**Extracted data**
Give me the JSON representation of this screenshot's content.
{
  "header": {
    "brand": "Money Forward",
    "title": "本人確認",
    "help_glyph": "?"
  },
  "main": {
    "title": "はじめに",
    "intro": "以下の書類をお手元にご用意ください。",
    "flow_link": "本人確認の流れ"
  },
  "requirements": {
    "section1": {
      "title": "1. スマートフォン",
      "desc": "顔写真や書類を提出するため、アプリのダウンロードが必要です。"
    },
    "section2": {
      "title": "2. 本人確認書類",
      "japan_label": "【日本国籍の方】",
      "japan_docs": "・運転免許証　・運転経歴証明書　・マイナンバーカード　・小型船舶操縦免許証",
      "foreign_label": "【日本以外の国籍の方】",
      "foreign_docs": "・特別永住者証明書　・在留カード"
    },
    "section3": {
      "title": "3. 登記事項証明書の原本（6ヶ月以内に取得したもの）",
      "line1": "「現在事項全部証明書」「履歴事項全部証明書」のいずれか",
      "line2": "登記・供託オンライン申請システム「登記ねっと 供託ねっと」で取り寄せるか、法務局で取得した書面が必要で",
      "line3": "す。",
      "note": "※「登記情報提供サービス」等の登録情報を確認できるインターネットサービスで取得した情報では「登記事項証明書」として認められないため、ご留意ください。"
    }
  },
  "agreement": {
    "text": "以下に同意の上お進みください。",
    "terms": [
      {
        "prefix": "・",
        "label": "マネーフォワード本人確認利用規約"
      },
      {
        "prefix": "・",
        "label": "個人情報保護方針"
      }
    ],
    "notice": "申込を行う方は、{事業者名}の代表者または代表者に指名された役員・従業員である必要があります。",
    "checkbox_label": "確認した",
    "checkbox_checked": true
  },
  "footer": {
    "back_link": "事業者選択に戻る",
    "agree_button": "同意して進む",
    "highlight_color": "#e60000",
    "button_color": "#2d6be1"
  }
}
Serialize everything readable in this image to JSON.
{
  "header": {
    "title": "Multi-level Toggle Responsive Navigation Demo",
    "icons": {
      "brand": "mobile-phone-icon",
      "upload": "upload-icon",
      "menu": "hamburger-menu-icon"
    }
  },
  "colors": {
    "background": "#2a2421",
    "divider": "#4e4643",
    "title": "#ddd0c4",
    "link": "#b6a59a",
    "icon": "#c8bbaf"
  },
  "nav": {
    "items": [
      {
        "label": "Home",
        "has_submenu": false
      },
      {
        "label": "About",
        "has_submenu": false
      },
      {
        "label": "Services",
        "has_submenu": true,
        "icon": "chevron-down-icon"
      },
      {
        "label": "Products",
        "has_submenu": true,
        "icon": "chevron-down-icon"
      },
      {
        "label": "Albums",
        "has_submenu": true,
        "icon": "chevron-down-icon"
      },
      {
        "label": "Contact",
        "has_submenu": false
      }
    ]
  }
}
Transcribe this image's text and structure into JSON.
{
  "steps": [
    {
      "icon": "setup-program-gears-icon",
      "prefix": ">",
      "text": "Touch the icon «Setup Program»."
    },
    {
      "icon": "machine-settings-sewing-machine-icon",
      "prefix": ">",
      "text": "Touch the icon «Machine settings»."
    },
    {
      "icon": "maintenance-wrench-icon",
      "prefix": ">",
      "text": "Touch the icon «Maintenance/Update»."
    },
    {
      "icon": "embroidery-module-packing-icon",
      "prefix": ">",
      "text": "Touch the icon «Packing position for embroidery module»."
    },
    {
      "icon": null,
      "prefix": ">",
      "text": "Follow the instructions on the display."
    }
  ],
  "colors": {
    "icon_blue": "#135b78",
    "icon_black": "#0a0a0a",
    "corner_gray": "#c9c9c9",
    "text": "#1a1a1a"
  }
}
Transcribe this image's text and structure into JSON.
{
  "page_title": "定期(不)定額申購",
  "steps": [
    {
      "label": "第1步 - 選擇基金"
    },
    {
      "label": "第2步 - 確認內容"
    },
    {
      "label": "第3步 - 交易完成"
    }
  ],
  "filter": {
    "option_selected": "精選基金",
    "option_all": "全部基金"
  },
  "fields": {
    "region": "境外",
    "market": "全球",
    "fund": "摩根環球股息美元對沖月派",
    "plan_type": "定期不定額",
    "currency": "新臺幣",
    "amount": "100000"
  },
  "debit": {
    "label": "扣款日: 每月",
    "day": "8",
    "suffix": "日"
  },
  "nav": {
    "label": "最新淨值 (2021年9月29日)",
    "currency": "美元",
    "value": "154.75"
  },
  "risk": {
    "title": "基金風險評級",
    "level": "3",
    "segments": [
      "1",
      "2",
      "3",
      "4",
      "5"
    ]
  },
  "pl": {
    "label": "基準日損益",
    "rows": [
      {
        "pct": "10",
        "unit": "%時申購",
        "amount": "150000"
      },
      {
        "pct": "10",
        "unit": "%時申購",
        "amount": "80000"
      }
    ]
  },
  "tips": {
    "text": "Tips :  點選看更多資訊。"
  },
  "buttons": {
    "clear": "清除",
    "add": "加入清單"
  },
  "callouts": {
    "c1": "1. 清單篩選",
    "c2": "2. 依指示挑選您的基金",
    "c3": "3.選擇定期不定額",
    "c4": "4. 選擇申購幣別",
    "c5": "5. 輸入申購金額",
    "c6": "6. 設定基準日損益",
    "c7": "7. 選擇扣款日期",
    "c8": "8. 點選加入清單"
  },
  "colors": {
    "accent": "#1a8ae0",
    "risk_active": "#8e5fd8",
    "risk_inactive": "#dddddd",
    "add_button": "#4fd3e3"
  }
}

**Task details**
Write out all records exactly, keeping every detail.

**Reply**
Give me the JSON representation of this screenshot's content.
{
  "header": {
    "brand": "Money Forward",
    "title": "本人確認",
    "help_glyph": "?"
  },
  "main": {
    "title": "はじめに",
    "intro": "以下の書類をお手元にご用意ください。",
    "flow_link": "本人確認の流れ"
  },
  "requirements": {
    "section1": {
      "title": "1. スマートフォン",
      "desc": "顔写真や書類を提出するため、アプリのダウンロードが必要です。"
    },
    "section2": {
      "title": "2. 本人確認書類",
      "japan_label": "【日本国籍の方】",
      "japan_docs": "・運転免許証　・運転経歴証明書　・マイナンバーカード　・小型船舶操縦免許証",
      "foreign_label": "【日本以外の国籍の方】",
      "foreign_docs": "・特別永住者証明書　・在留カード"
    },
    "section3": {
      "title": "3. 登記事項証明書の原本（6ヶ月以内に取得したもの）",
      "line1": "「現在事項全部証明書」「履歴事項全部証明書」のいずれか",
      "line2": "登記・供託オンライン申請システム「登記ねっと 供託ねっと」で取り寄せるか、法務局で取得した書面が必要で",
      "line3": "す。",
      "note": "※「登記情報提供サービス」等の登録情報を確認できるインターネットサービスで取得した情報では「登記事項証明書」として認められないため、ご留意ください。"
    }
  },
  "agreement": {
    "text": "以下に同意の上お進みください。",
    "terms": [
      {
        "prefix": "・",
        "label": "マネーフォワード本人確認利用規約"
      },
      {
        "prefix": "・",
        "label": "個人情報保護方針"
      }
    ],
    "notice": "申込を行う方は、{事業者名}の代表者または代表者に指名された役員・従業員である必要があります。",
    "checkbox_label": "確認した",
    "checkbox_checked": true
  },
  "footer": {
    "back_link": "事業者選択に戻る",
    "agree_button": "同意して進む",
    "highlight_color": "#e60000",
    "button_color": "#2d6be1"
  }
}
Serialize everything readable in this image to JSON.
{
  "header": {
    "title": "Multi-level Toggle Responsive Navigation Demo",
    "icons": {
      "brand": "mobile-phone-icon",
      "upload": "upload-icon",
      "menu": "hamburger-menu-icon"
    }
  },
  "colors": {
    "background": "#2a2421",
    "divider": "#4e4643",
    "title": "#ddd0c4",
    "link": "#b6a59a",
    "icon": "#c8bbaf"
  },
  "nav": {
    "items": [
      {
        "label": "Home",
        "has_submenu": false
      },
      {
        "label": "About",
        "has_submenu": false
      },
      {
        "label": "Services",
        "has_submenu": true,
        "icon": "chevron-down-icon"
      },
      {
        "label": "Products",
        "has_submenu": true,
        "icon": "chevron-down-icon"
      },
      {
        "label": "Albums",
        "has_submenu": true,
        "icon": "chevron-down-icon"
      },
      {
        "label": "Contact",
        "has_submenu": false
      }
    ]
  }
}
Transcribe this image's text and structure into JSON.
{
  "steps": [
    {
      "icon": "setup-program-gears-icon",
      "prefix": ">",
      "text": "Touch the icon «Setup Program»."
    },
    {
      "icon": "machine-settings-sewing-machine-icon",
      "prefix": ">",
      "text": "Touch the icon «Machine settings»."
    },
    {
      "icon": "maintenance-wrench-icon",
      "prefix": ">",
      "text": "Touch the icon «Maintenance/Update»."
    },
    {
      "icon": "embroidery-module-packing-icon",
      "prefix": ">",
      "text": "Touch the icon «Packing position for embroidery module»."
    },
    {
      "icon": null,
      "prefix": ">",
      "text": "Follow the instructions on the display."
    }
  ],
  "colors": {
    "icon_blue": "#135b78",
    "icon_black": "#0a0a0a",
    "corner_gray": "#c9c9c9",
    "text": "#1a1a1a"
  }
}
Transcribe this image's text and structure into JSON.
{
  "page_title": "定期(不)定額申購",
  "steps": [
    {
      "label": "第1步 - 選擇基金"
    },
    {
      "label": "第2步 - 確認內容"
    },
    {
      "label": "第3步 - 交易完成"
    }
  ],
  "filter": {
    "option_selected": "精選基金",
    "option_all": "全部基金"
  },
  "fields": {
    "region": "境外",
    "market": "全球",
    "fund": "摩根環球股息美元對沖月派",
    "plan_type": "定期不定額",
    "currency": "新臺幣",
    "amount": "100000"
  },
  "debit": {
    "label": "扣款日: 每月",
    "day": "8",
    "suffix": "日"
  },
  "nav": {
    "label": "最新淨值 (2021年9月29日)",
    "currency": "美元",
    "value": "154.75"
  },
  "risk": {
    "title": "基金風險評級",
    "level": "3",
    "segments": [
      "1",
      "2",
      "3",
      "4",
      "5"
    ]
  },
  "pl": {
    "label": "基準日損益",
    "rows": [
      {
        "pct": "10",
        "unit": "%時申購",
        "amount": "150000"
      },
      {
        "pct": "10",
        "unit": "%時申購",
        "amount": "80000"
      }
    ]
  },
  "tips": {
    "text": "Tips :  點選看更多資訊。"
  },
  "buttons": {
    "clear": "清除",
    "add": "加入清單"
  },
  "callouts": {
    "c1": "1. 清單篩選",
    "c2": "2. 依指示挑選您的基金",
    "c3": "3.選擇定期不定額",
    "c4": "4. 選擇申購幣別",
    "c5": "5. 輸入申購金額",
    "c6": "6. 設定基準日損益",
    "c7": "7. 選擇扣款日期",
    "c8": "8. 點選加入清單"
  },
  "colors": {
    "accent": "#1a8ae0",
    "risk_active": "#8e5fd8",
    "risk_inactive": "#dddddd",
    "add_button": "#4fd3e3"
  }
}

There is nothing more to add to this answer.